Exercise directions →
Which of the lines below include the word "this"? Pull each one out.

Dataset records →
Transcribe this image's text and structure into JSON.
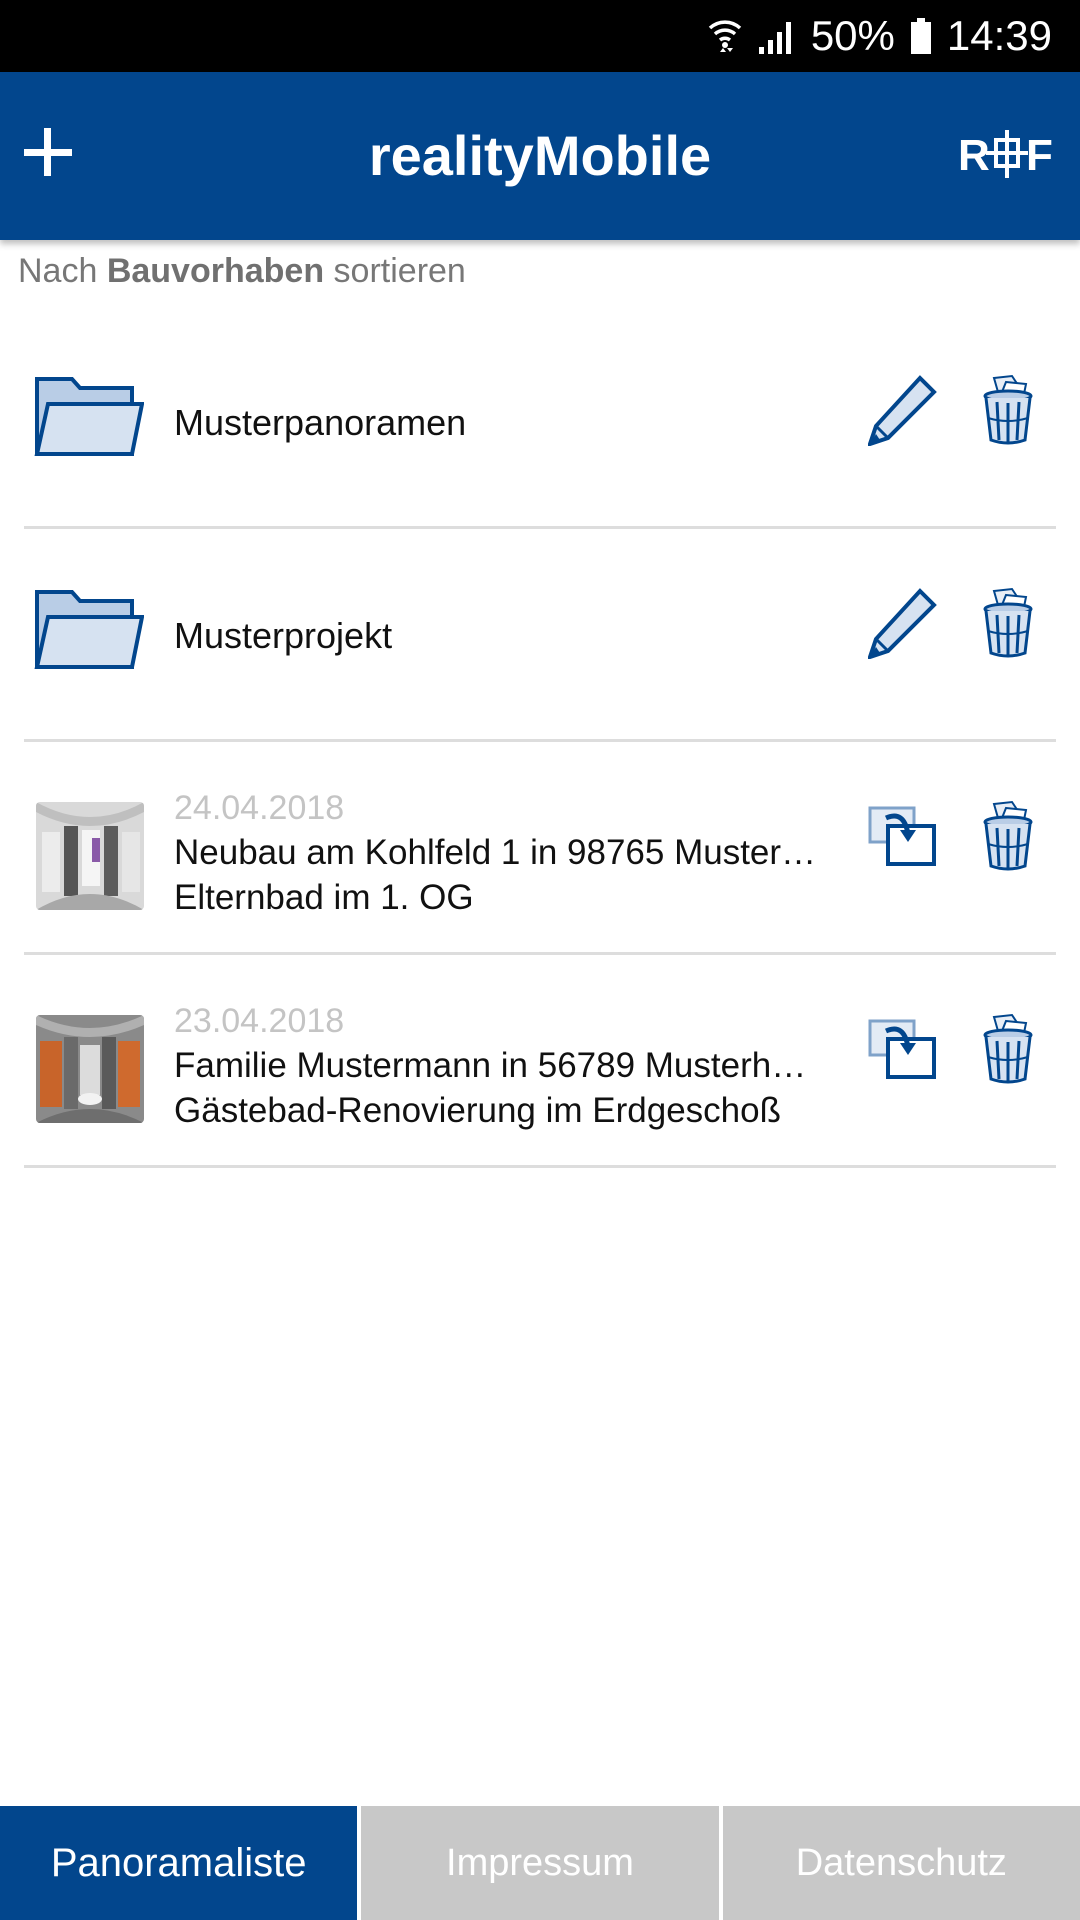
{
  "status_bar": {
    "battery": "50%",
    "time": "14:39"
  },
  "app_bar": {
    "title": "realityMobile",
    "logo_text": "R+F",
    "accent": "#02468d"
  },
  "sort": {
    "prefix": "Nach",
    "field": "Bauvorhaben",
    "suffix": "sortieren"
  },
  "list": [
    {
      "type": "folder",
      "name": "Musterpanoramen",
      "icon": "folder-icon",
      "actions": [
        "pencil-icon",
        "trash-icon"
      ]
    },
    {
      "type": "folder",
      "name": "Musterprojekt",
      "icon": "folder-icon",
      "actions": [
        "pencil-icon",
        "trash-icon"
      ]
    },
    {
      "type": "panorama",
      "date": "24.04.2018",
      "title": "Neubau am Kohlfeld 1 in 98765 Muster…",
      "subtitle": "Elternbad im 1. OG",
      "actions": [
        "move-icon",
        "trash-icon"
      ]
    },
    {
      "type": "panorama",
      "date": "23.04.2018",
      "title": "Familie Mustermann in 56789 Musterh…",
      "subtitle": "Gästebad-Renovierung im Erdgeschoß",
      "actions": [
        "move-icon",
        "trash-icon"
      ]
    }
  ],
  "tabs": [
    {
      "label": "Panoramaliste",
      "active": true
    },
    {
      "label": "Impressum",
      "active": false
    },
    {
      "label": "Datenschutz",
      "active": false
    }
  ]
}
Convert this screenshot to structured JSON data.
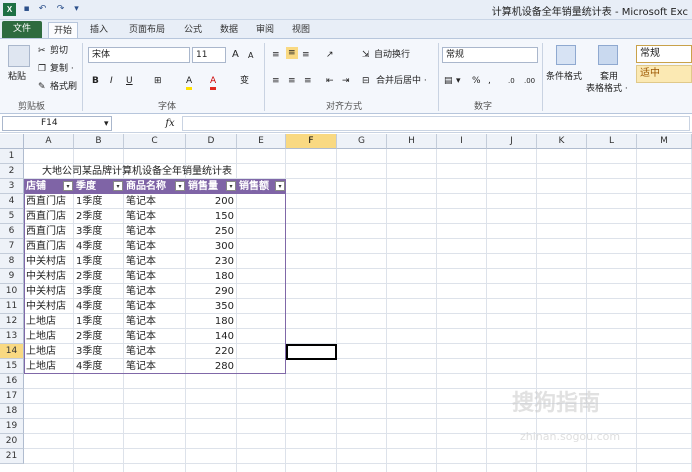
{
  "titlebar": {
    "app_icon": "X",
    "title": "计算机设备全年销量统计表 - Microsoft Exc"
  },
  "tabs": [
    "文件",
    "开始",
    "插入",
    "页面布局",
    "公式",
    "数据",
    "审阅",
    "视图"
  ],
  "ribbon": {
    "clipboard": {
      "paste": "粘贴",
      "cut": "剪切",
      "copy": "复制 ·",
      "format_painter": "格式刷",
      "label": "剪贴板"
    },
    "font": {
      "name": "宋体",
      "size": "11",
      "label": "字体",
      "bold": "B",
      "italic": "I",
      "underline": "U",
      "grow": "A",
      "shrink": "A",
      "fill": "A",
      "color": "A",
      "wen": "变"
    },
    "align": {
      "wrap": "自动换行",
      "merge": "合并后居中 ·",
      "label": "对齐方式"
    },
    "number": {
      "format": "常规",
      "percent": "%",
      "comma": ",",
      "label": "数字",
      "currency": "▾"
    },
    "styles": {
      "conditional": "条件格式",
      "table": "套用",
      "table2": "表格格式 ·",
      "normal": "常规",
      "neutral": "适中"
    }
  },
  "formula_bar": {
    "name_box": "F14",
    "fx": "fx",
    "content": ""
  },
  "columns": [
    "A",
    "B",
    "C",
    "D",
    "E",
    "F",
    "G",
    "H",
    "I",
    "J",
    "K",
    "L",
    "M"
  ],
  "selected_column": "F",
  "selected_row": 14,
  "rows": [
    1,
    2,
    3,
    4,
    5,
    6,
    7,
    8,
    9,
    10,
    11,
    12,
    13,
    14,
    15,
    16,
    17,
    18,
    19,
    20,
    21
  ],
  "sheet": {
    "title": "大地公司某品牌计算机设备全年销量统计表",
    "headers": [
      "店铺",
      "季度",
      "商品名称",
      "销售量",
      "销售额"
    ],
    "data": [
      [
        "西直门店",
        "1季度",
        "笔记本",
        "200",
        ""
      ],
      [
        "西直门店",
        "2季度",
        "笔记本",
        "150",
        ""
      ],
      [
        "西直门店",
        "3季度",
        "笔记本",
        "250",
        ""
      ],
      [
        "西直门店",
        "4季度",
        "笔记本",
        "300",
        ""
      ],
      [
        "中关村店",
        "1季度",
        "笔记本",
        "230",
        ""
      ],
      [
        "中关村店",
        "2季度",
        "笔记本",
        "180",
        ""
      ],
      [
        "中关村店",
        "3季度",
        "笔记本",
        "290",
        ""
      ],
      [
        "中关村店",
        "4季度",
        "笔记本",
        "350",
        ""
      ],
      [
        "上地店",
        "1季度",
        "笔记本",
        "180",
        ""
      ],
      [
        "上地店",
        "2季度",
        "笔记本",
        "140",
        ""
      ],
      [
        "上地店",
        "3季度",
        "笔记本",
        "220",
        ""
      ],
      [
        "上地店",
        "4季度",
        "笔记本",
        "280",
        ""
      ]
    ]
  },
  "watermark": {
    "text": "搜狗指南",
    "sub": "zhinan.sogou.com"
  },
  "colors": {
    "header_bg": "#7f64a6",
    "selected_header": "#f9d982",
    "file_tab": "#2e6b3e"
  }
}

Reply →
Transcribe this image's text and structure into JSON.
Convert this screenshot to structured JSON data.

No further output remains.